Date & Time

July 19, 2024, 2:00pm

Where to Attend

ATL 3100A



Ali Rad

Event Type

Thesis Defense

Dissertation Committee Chair: Mohammad Hafezi


Michael Gullans

Zohreh Davoudi

Victor Albert

Christopher Jarzynski 

Abstract: Statistical learning is emerging as a new paradigm in science.

This has ignited interest within our inherently quantum world in exploring quantum machines for their advantages in learning, generating, and predicting various aspects of our universe by processing both quantum and classical data. In parallel, the pursuit of scalable science through physical simulations using both digital and analog quantum computers is rising on the horizon.

In the first part, we investigate how physics can help classical Artificial Intelligence (AI) by studying hybrid classical-quantum algorithms. We focus on quantum generative models and address challenges like barren plateaus during the training of quantum machines. We further examine the generalization capabilities of quantum machine learning models, phase transitions in the over-parameterized regime using random matrix theory, and their effective behavior approximated by Gaussian processes.
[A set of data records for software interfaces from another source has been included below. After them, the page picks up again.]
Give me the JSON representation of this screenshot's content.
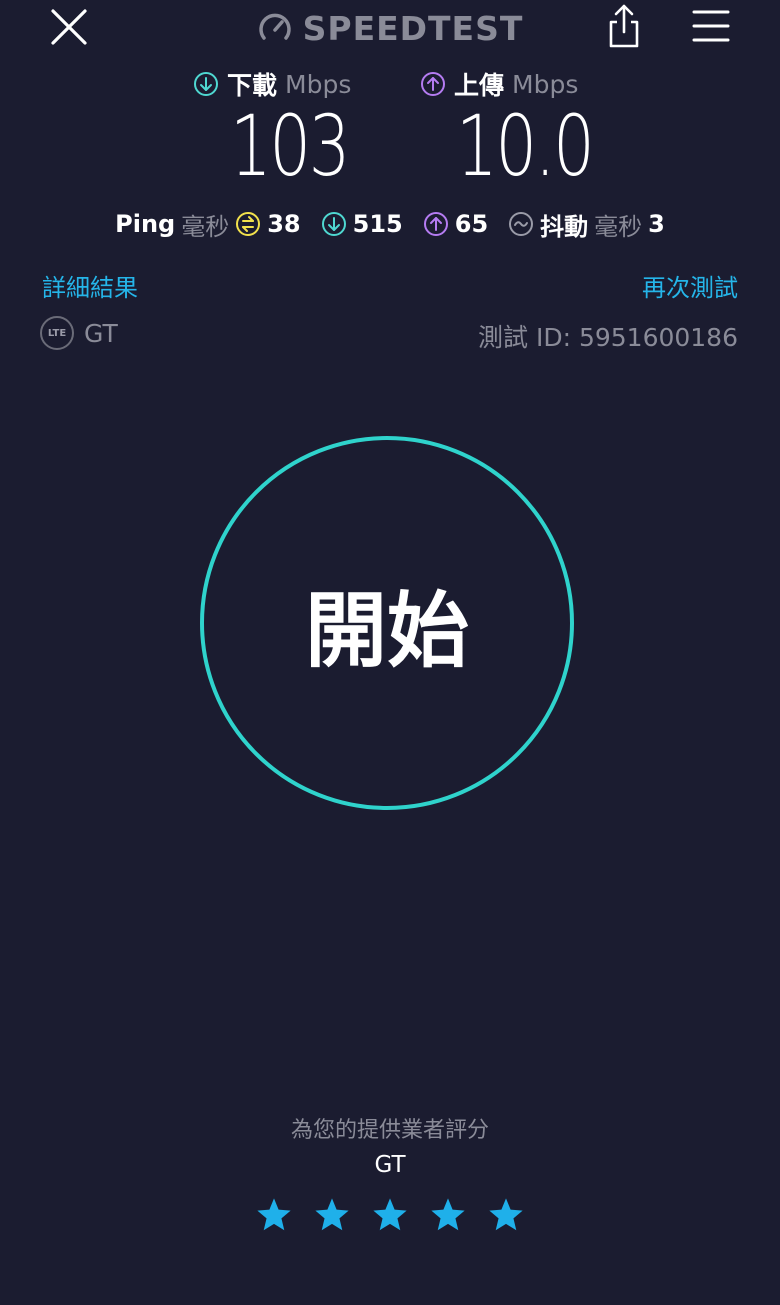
{
  "header": {
    "logo_text": "SPEEDTEST",
    "icons": [
      "close-icon",
      "speedometer-icon",
      "share-icon",
      "menu-icon"
    ]
  },
  "download": {
    "label": "下載",
    "unit": "Mbps",
    "value": "103"
  },
  "upload": {
    "label": "上傳",
    "unit": "Mbps",
    "value": "10.0"
  },
  "ping": {
    "label": "Ping",
    "unit": "毫秒",
    "idle": "38",
    "download": "515",
    "upload": "65"
  },
  "jitter": {
    "label": "抖動",
    "unit": "毫秒",
    "value": "3"
  },
  "links": {
    "details": "詳細結果",
    "retest": "再次測試"
  },
  "connection": {
    "network_badge": "LTE",
    "provider": "GT"
  },
  "test_id": "測試 ID: 5951600186",
  "go_button": {
    "label": "開始"
  },
  "rating": {
    "prompt": "為您的提供業者評分",
    "provider": "GT",
    "stars": 5
  },
  "colors": {
    "background": "#1b1c30",
    "download_accent": "#4fd8d1",
    "upload_accent": "#b57cf2",
    "ping_accent": "#f2e14c",
    "link": "#25b5e9",
    "ring": "#2fd3cc",
    "star": "#1fb0ea"
  }
}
In the second part, we explore how AI can benefit physics. We demonstrate how classical Machine Learning (ML) models can assist in state recognition in qubit systems within solid-state devices. Additionally, we show how ML-inspired optimization methods can enhance the efficiency of digital quantum simulations with ion-trap setups

Finally, in the third part, we focus on how physics can help physics by using quantum systems to simulate other quantum systems. We propose native fermionic analog quantum systems with fermion-spin systems in silicon to explore non-perturbative phenomena in quantum field theory, offering early applications for lattice gauge theory models.